To make Passover accessible to people with disabilities, RespectAbility along with partner organizations is creating a virtual Kehila (Community) specifically geared toward people with intellectual disabilities. This will kick-off with a tailored Passover Seder which will be a fun, engaging, and informative time for all involved. The Seder will take place on Monday, April 13, 2020, at 7:00pm Eastern time, or 4:00pm Pacific time. All are welcome and you can join this Seder by clicking here to register. We at RespectAbility want to wish you all a wonderful Pesach and look forward to seeing you all on Monday the 13th.
If you want to do a seder on your own, we are here to help. Many are using new and creative ideas to hold Seders virtually; yet this “redemption” may inadvertently be unavailable to Jews with disabilities, who are most isolated and needing liberation. Hence, here are ways to help include your loved ones who have intellectual disabilities. We created this resource guide to help tailor your Seder to them. For more resources, you can also click here.
Many people who have intellectual disabilities use the services of home aides to help with their day-to-day lives. Since these aids may not be Jewish, we will start this article off with some simple guides on how to prepare a Passover Seder. We understand that elements may need to be modified based on availability of supplies. (Remember, Judaism values human life above all else; ie, we should never place ourselves at risk to obtain a ritual object.) Passover is about celebrating our freedom, our shared history, and identifying with all those who are oppressed, not about what food is on our plate. We have compiled a few short videos on how to prepare your Seder.
- Let’s start with a quick instructional video about what goes on a Seder plate: Click here to view it.
- Next, is the Charoset, which can be made with just a few simple ingredients: Click here to view the video.
- Another popular dish for your Seder is potato Kugel. Recipe is found by clicking here.
- For some further ideas and tips for putting together a Seder, click here.
When hosting a Seder, it is always important to engage our participants, and this is especially true for those of us whose disabilities might make it more difficult to focus for a long period of time. Making our Seders a fun time for all is a good way to keep our participants engaged. Gateways: Access to Jewish Education has put together a wonderful article about making Seders more engaging. Gateways has also published its own Haggadah, specifically designed to be engaging and fun for children with special needs. Please find it here. Ideas such as using visual stimuli, encouraging our participants to ask questions, and incorporating fun games and activities into our seders are all great ways to keep people engaged and interested.

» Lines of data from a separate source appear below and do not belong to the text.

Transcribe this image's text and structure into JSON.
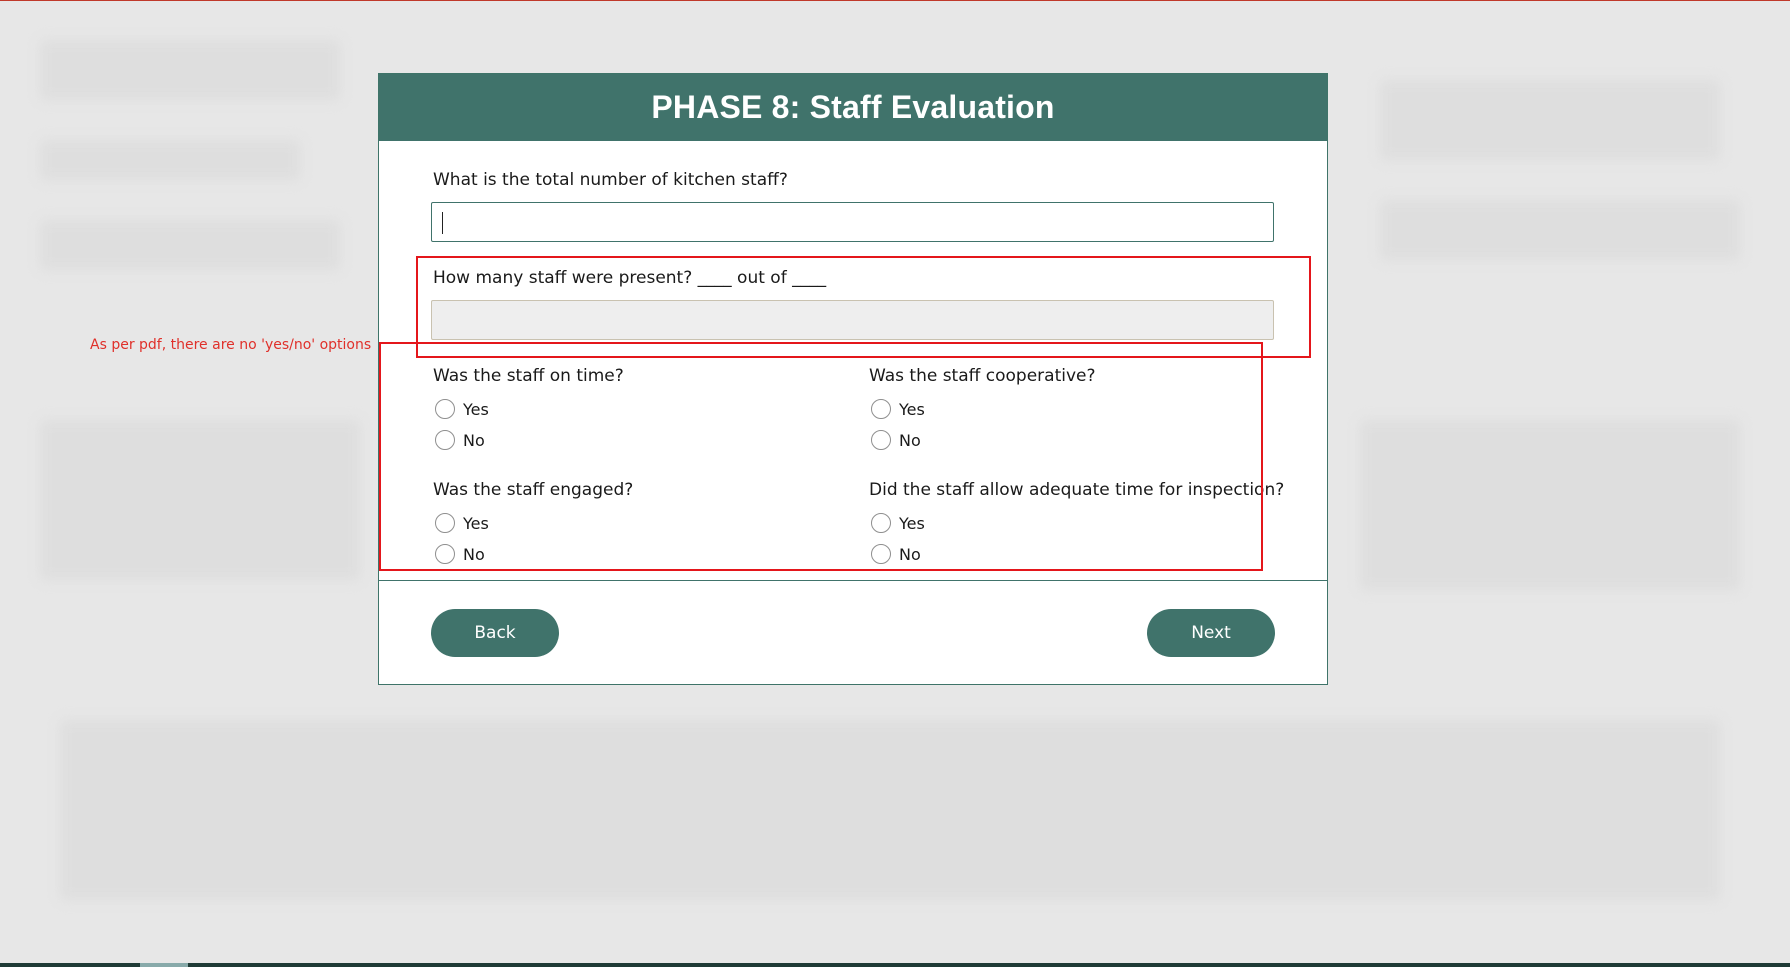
{
  "annotation": {
    "note": "As per pdf, there are no 'yes/no' options"
  },
  "modal": {
    "title": "PHASE 8: Staff Evaluation",
    "q_total_staff": {
      "label": "What is the total number of kitchen staff?",
      "value": ""
    },
    "q_present": {
      "label": "How many staff were present? ____ out of ____",
      "value": ""
    },
    "radio_questions": [
      {
        "label": "Was the staff on time?",
        "options": [
          "Yes",
          "No"
        ]
      },
      {
        "label": "Was the staff cooperative?",
        "options": [
          "Yes",
          "No"
        ]
      },
      {
        "label": "Was the staff engaged?",
        "options": [
          "Yes",
          "No"
        ]
      },
      {
        "label": "Did the staff allow adequate time for inspection?",
        "options": [
          "Yes",
          "No"
        ]
      }
    ],
    "back_label": "Back",
    "next_label": "Next"
  },
  "colors": {
    "header": "#40736b",
    "button": "#40736b",
    "annotation_red": "#e4161b"
  }
}
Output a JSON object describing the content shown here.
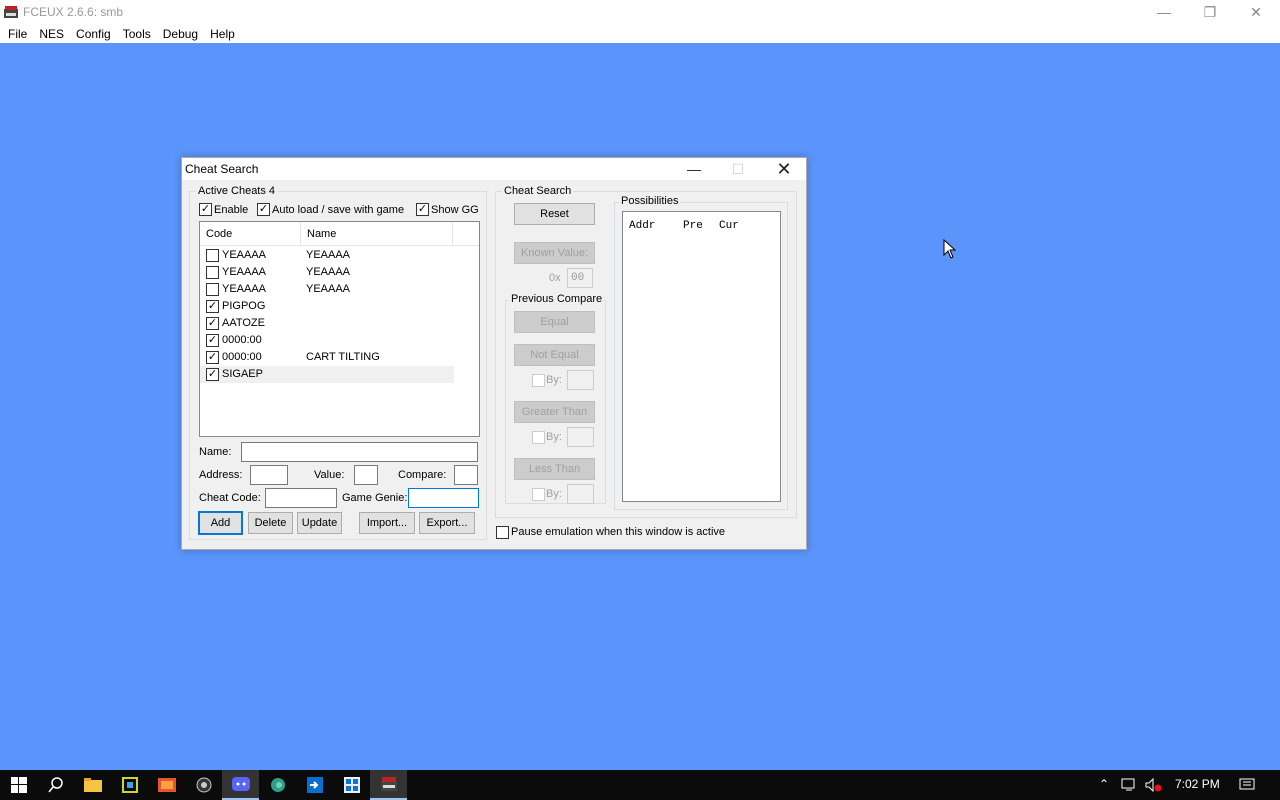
{
  "app": {
    "title": "FCEUX 2.6.6: smb",
    "menu": [
      "File",
      "NES",
      "Config",
      "Tools",
      "Debug",
      "Help"
    ]
  },
  "dialog": {
    "title": "Cheat Search",
    "active_cheats_label": "Active Cheats 4",
    "enable_label": "Enable",
    "autoload_label": "Auto load / save with game",
    "showgg_label": "Show GG",
    "columns": [
      "Code",
      "Name"
    ],
    "cheats": [
      {
        "code": "YEAAAA",
        "name": "YEAAAA",
        "checked": false
      },
      {
        "code": "YEAAAA",
        "name": "YEAAAA",
        "checked": false
      },
      {
        "code": "YEAAAA",
        "name": "YEAAAA",
        "checked": false
      },
      {
        "code": "PIGPOG",
        "name": "",
        "checked": true
      },
      {
        "code": "AATOZE",
        "name": "",
        "checked": true
      },
      {
        "code": "0000:00",
        "name": "",
        "checked": true
      },
      {
        "code": "0000:00",
        "name": "CART TILTING",
        "checked": true
      },
      {
        "code": "SIGAEP",
        "name": "",
        "checked": true
      }
    ],
    "name_label": "Name:",
    "address_label": "Address:",
    "value_label": "Value:",
    "compare_label": "Compare:",
    "cheat_code_label": "Cheat Code:",
    "game_genie_label": "Game Genie:",
    "add": "Add",
    "delete": "Delete",
    "update": "Update",
    "import": "Import...",
    "export": "Export...",
    "search_group": "Cheat Search",
    "reset": "Reset",
    "known_value": "Known Value:",
    "hex_prefix": "0x",
    "known_value_input": "00",
    "previous_compare": "Previous Compare",
    "equal": "Equal",
    "not_equal": "Not Equal",
    "by": "By:",
    "greater_than": "Greater Than",
    "less_than": "Less Than",
    "possibilities": "Possibilities",
    "poss_cols": [
      "Addr",
      "Pre",
      "Cur"
    ],
    "pause_label": "Pause emulation when this window is active"
  },
  "taskbar": {
    "time": "7:02 PM",
    "pinned": [
      "start-icon",
      "search-icon",
      "file-explorer-icon",
      "app-icon",
      "firefox-icon",
      "obs-icon",
      "discord-icon",
      "edge-icon",
      "remote-icon",
      "store-icon",
      "fceux-icon"
    ]
  }
}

Another important factor is making sure our participants understand the story and why we do what we do to celebrate. Remember that the very purpose of the Seder is not the ritual, but rather an exercise in communal education, where we teach each other how and why we celebrate Passover. With frequent introduction and ongoing explanation, our Seders can exemplify this. Want to start with a quick story? Find one by clicking here.
If you are hosting a Seder virtually, please take the time to ask yourself, “am I being inclusive of the people who have disabilities, and have I made my Seder accessible to them?” We want to say thank you to Jewish Big Brothers and Big Sisters for providing us with a wonderful Haggadah specifically catered to people who have intellectual disabilities that it used to conduct its own virtual Seder, which can be found by clicking here.
We hope that you will join us on Monday, April 13th! Details for this Seder will be provided shortly.
Director of RespectAbility California and Jewish Leadership
In our Jewish Disability Perspectives newsletter, RespectAbility welcomes a wide spectrum of voices. The views expressed in each Jewish Disability Perspectives contribution are those of the guest contributor.